Measure Twice …
Here are a few measurements to remember when shopping for your home entertainment furniture:
- The dimensions (length, width and depth) of your TV and its components
- Any extra space needed for ventilation
If you’re shopping for furniture first before choosing your TV, take note of the dimensions of the areas that will house it and any other electronic components.
Hidden or Exposed?
Tips for stylish TV storage.
- by Jason Schneider
If yours is like millions of other American households (112.8 million to be exact, according to Nielsen Media Research), you have a television in your living room or den. As technology has advanced, TVs have gotten bigger and costlier—presenting a decorating challenge: to hide them or leave them exposed.

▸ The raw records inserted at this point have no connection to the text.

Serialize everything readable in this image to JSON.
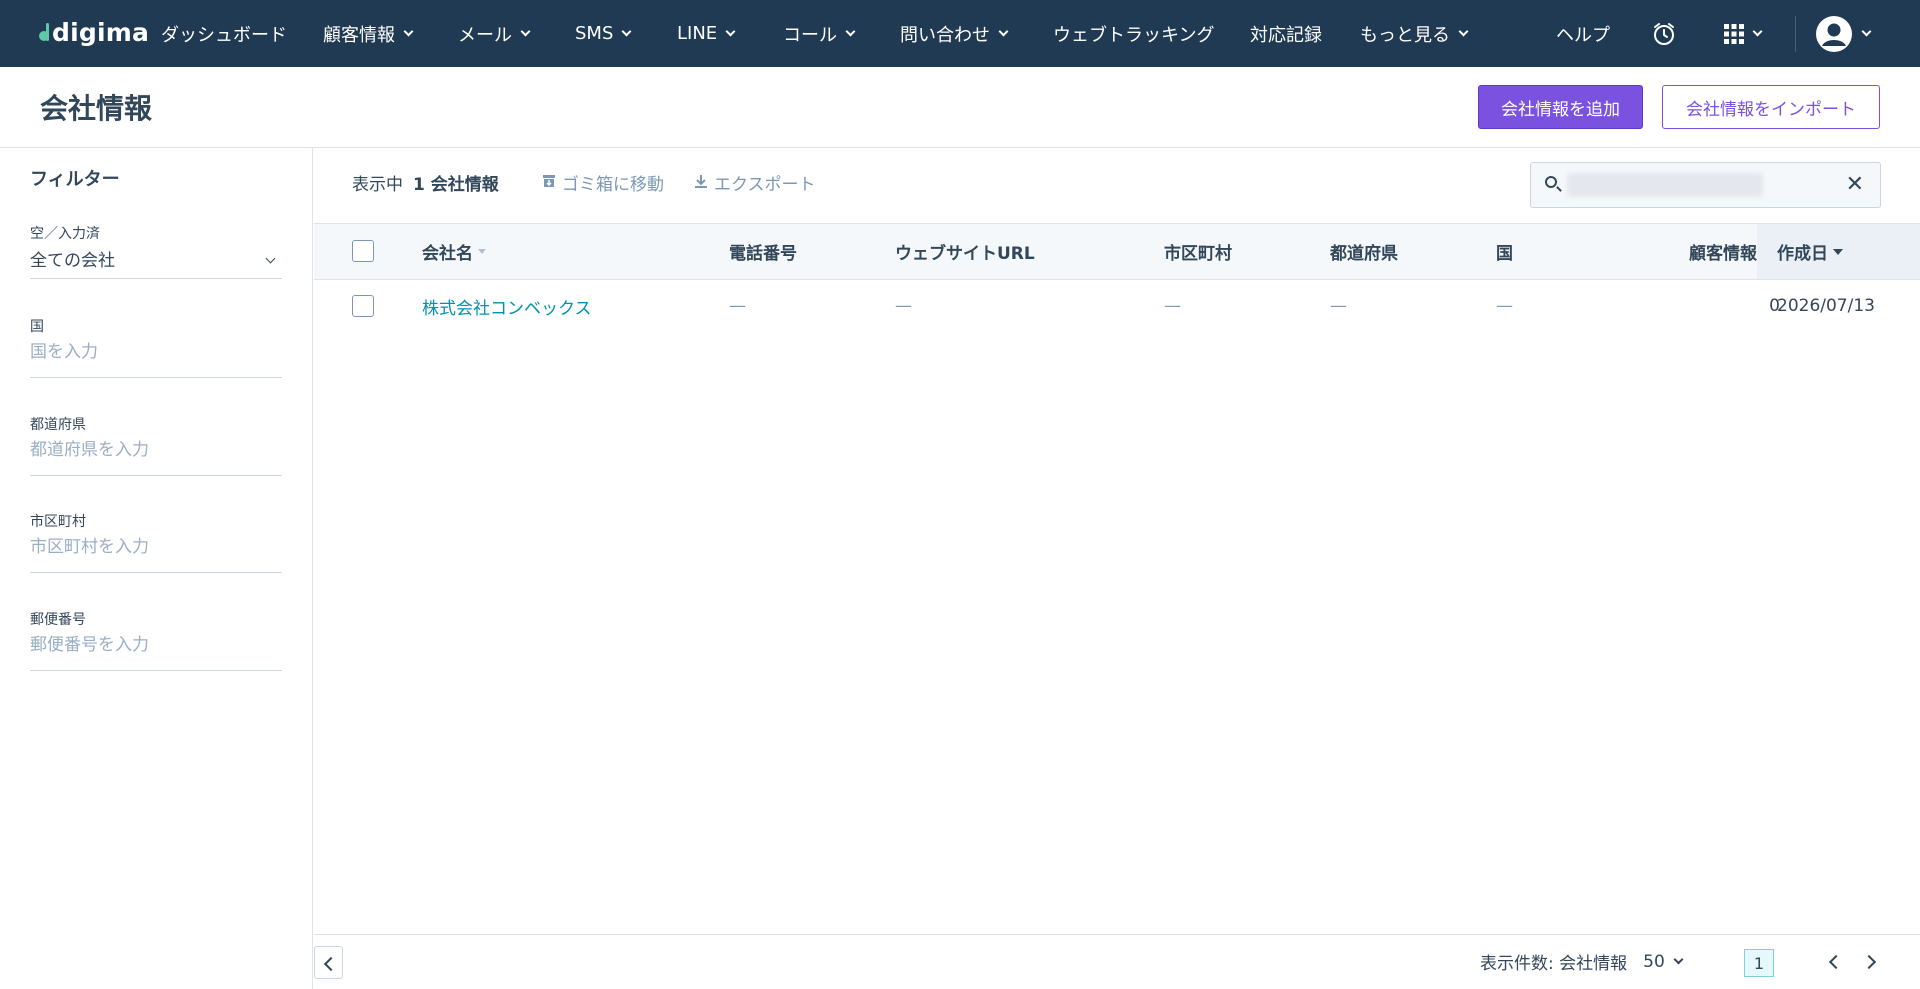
{
  "nav": {
    "logo": "digima",
    "items": [
      {
        "label": "ダッシュボード",
        "dropdown": false
      },
      {
        "label": "顧客情報",
        "dropdown": true
      },
      {
        "label": "メール",
        "dropdown": true
      },
      {
        "label": "SMS",
        "dropdown": true
      },
      {
        "label": "LINE",
        "dropdown": true
      },
      {
        "label": "コール",
        "dropdown": true
      },
      {
        "label": "問い合わせ",
        "dropdown": true
      },
      {
        "label": "ウェブトラッキング",
        "dropdown": false
      },
      {
        "label": "対応記録",
        "dropdown": false
      },
      {
        "label": "もっと見る",
        "dropdown": true
      }
    ],
    "help": "ヘルプ",
    "icons": [
      "alarm-clock-icon",
      "apps-grid-icon",
      "user-avatar-icon"
    ]
  },
  "header": {
    "title": "会社情報",
    "add_button": "会社情報を追加",
    "import_button": "会社情報をインポート"
  },
  "sidebar": {
    "title": "フィルター",
    "filters": [
      {
        "label": "空／入力済",
        "value": "全ての会社",
        "type": "select"
      },
      {
        "label": "国",
        "placeholder": "国を入力",
        "type": "input"
      },
      {
        "label": "都道府県",
        "placeholder": "都道府県を入力",
        "type": "input"
      },
      {
        "label": "市区町村",
        "placeholder": "市区町村を入力",
        "type": "input"
      },
      {
        "label": "郵便番号",
        "placeholder": "郵便番号を入力",
        "type": "input"
      }
    ]
  },
  "toolbar": {
    "showing": "表示中",
    "count_label": "1 会社情報",
    "trash": "ゴミ箱に移動",
    "export": "エクスポート",
    "search_value": ""
  },
  "table": {
    "columns": [
      "会社名",
      "電話番号",
      "ウェブサイトURL",
      "市区町村",
      "都道府県",
      "国",
      "顧客情報数",
      "作成日"
    ],
    "sorted_column": "作成日",
    "rows": [
      {
        "name": "株式会社コンベックス",
        "phone": "—",
        "website": "—",
        "city": "—",
        "prefecture": "—",
        "country": "—",
        "contacts": "0",
        "created": "2026/07/13"
      }
    ]
  },
  "footer": {
    "per_page_label": "表示件数: 会社情報",
    "per_page_value": "50",
    "current_page": "1"
  },
  "colors": {
    "nav_bg": "#1f3a52",
    "primary": "#7b52e0",
    "link": "#0091ae",
    "logo_accent": "#5ec8a8"
  }
}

Whether you want to show off your high-tech TV or keep it hidden when not in use, there’s home entertainment furniture to fit your style and budget.

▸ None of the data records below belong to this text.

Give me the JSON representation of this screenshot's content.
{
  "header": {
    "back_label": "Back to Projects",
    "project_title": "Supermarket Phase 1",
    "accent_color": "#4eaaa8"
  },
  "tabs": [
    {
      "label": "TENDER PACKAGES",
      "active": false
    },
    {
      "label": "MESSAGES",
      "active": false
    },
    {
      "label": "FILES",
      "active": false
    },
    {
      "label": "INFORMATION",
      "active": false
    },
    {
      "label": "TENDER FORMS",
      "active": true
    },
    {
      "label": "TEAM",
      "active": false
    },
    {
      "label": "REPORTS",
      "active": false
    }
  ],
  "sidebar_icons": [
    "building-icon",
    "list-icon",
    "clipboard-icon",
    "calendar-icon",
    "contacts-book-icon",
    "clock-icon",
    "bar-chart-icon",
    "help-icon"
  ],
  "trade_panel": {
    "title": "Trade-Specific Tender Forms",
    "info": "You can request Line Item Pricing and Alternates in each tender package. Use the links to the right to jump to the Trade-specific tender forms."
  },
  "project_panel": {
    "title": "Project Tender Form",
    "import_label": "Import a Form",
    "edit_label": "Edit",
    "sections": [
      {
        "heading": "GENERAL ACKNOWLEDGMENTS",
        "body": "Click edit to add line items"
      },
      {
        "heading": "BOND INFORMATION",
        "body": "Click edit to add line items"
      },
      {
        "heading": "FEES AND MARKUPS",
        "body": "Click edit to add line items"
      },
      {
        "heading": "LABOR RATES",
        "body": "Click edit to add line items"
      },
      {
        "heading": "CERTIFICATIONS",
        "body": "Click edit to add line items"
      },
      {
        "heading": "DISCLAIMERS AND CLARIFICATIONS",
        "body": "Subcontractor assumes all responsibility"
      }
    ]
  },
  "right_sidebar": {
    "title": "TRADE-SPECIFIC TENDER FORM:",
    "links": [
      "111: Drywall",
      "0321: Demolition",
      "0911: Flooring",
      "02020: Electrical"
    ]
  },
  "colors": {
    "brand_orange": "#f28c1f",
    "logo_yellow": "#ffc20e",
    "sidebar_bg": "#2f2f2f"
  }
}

A Design Challenge
“The TV can be a design challenge to many homeowners who are caught in the dilemma of how to arrange their furniture while not allowing the TV to take center stage in the design of the room,” says Debby Gomulka, president of Wilmington, N.C.-based Debby Gomulka Designs. “Keep in mind the style of your home and follow that style, whether it is contemporary, traditional or eclectic … for example, if your home is traditional, a modern streamlined piece with a black lacquer finish would not be appropriate.”
Creative Storage Solutions

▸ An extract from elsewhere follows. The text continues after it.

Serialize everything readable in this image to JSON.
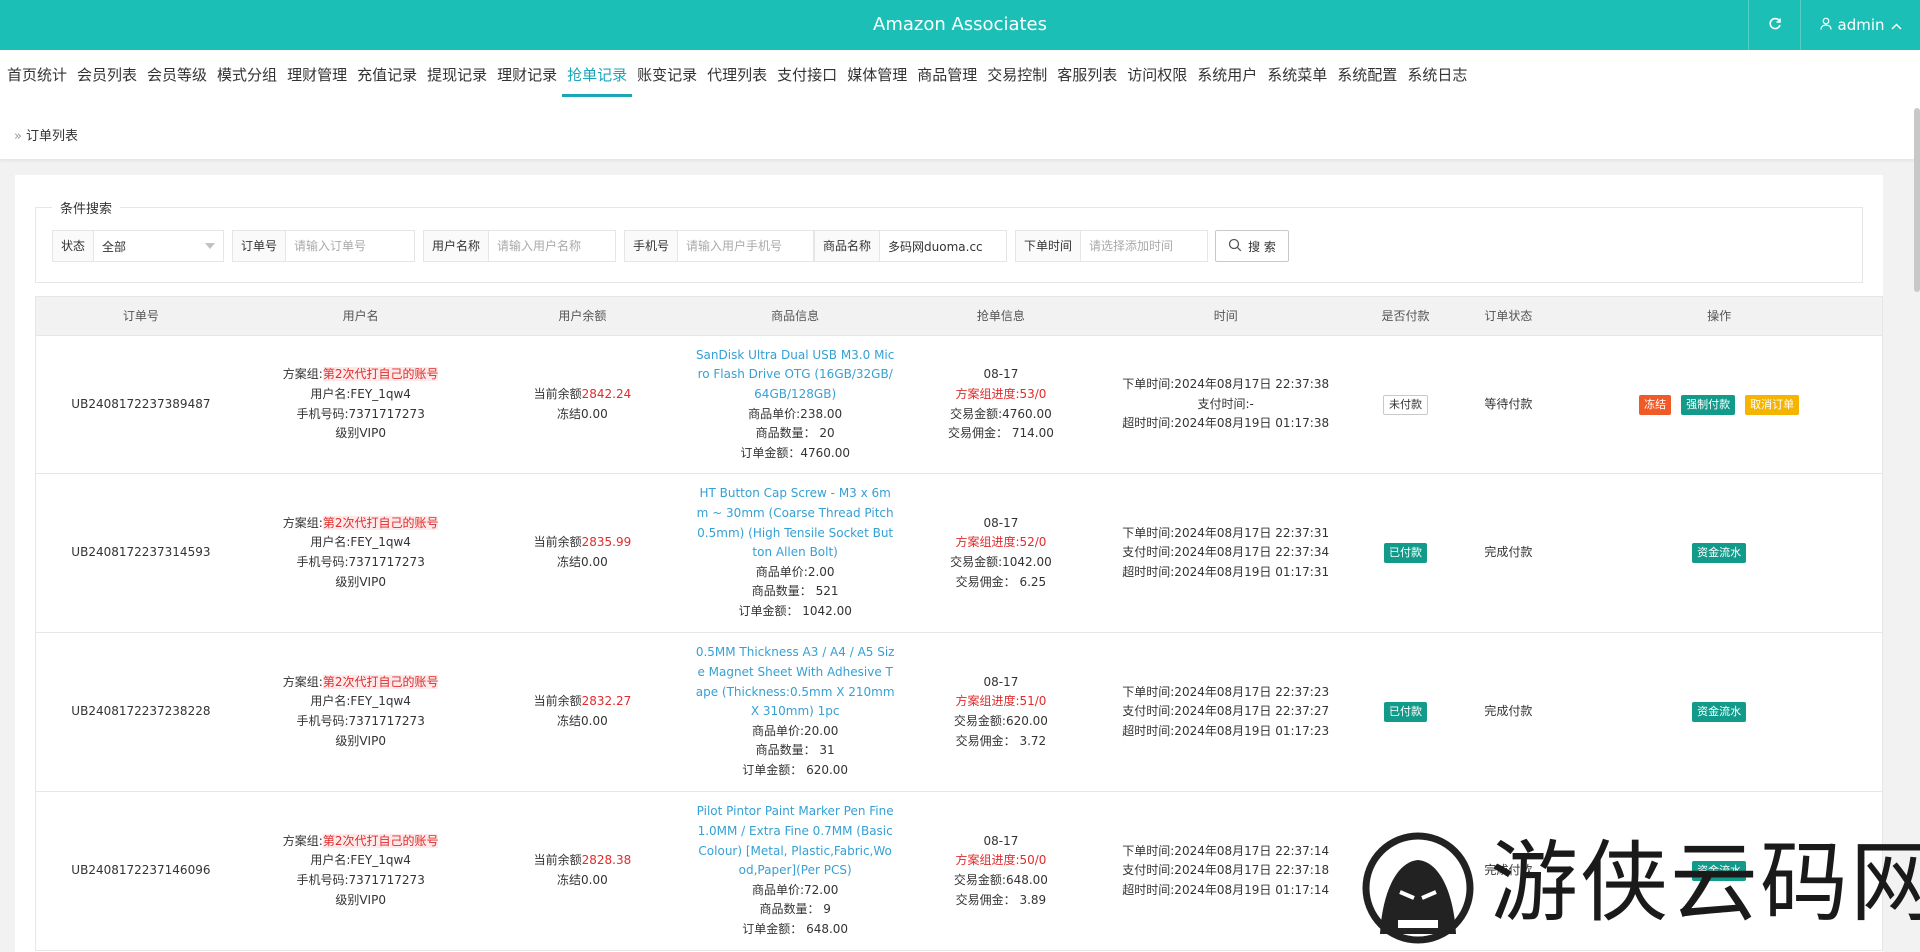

When it comes to storing your TV, there are several choices:
- TV consoles. A popular choice with today’s flat-panel TVs. The TV is fully exposed and electronic components are enclosed within the console.
- Pop-up TV cabinets. Keeps the TV hidden until ready to use. Also adds a “wow” factor.
- Traditional wall units. An alternative to built-in units that offer lots of storage space and room for displays. Available with exposed and hidden media storage.
Your choice of furniture will also depend on which room you’re shopping for. Rob Sligh, chairman of Sligh Furniture Co., offers these tips:
- For the great room, choose a piece that will be a focal point, whether open all the time or with doors that hide the TV when not in use.
- For bedrooms, TVs on chests with a flip-down drawer for a DVD player are popular, and lift-top TV consoles for the foot of the bed are an emerging trend.
- For other areas, TV consoles are a good choice. For game rooms with pool tables, taller consoles work better where people will be glancing at the TV from a standing position.
Choosing the Best Option
Most people with flat-panel TVs don’t want to put a hole in their wall to mount it, says Sligh.
“Some entertainment consoles offer the option of a stand that holds the TV just above the console,” he says. Well-designed TV stands also offer:
- Cord management
- Height adjustment
- Side-to-side articulation to reduce screen glare
A common concern, Sligh adds, is the heat generated by electronic components in an enclosed area. Home entertainment furniture is often designed to promote natural airflow. Look for:
- Air intake at the bottom
- Slotted shelves
- Unobtrusive airway exits near the top
Automated fans are sometimes offered as an option for components like gaming CPUs and cable boxes that run particularly hot.
Keeping Home Entertainment Stylish
“Stereotypically the man may want a large-screen flat-panel TV and the woman may want the ability to hide the TV within a beautiful piece of furniture when guests arrive,” says Sligh. “But today there is less concern about hiding technology because it’s increasingly regarded as beautiful in its own right.”
Gomulka offers this advice for keeping home entertainment stylish: “While high-tech electronics add to the joys of entertaining at home, a tasteful interior design plan will incorporate your TV in the space,” she says. “Keeping in mind that appropriateness and style will give your room balance and a sense of well-being that flows throughout your home.”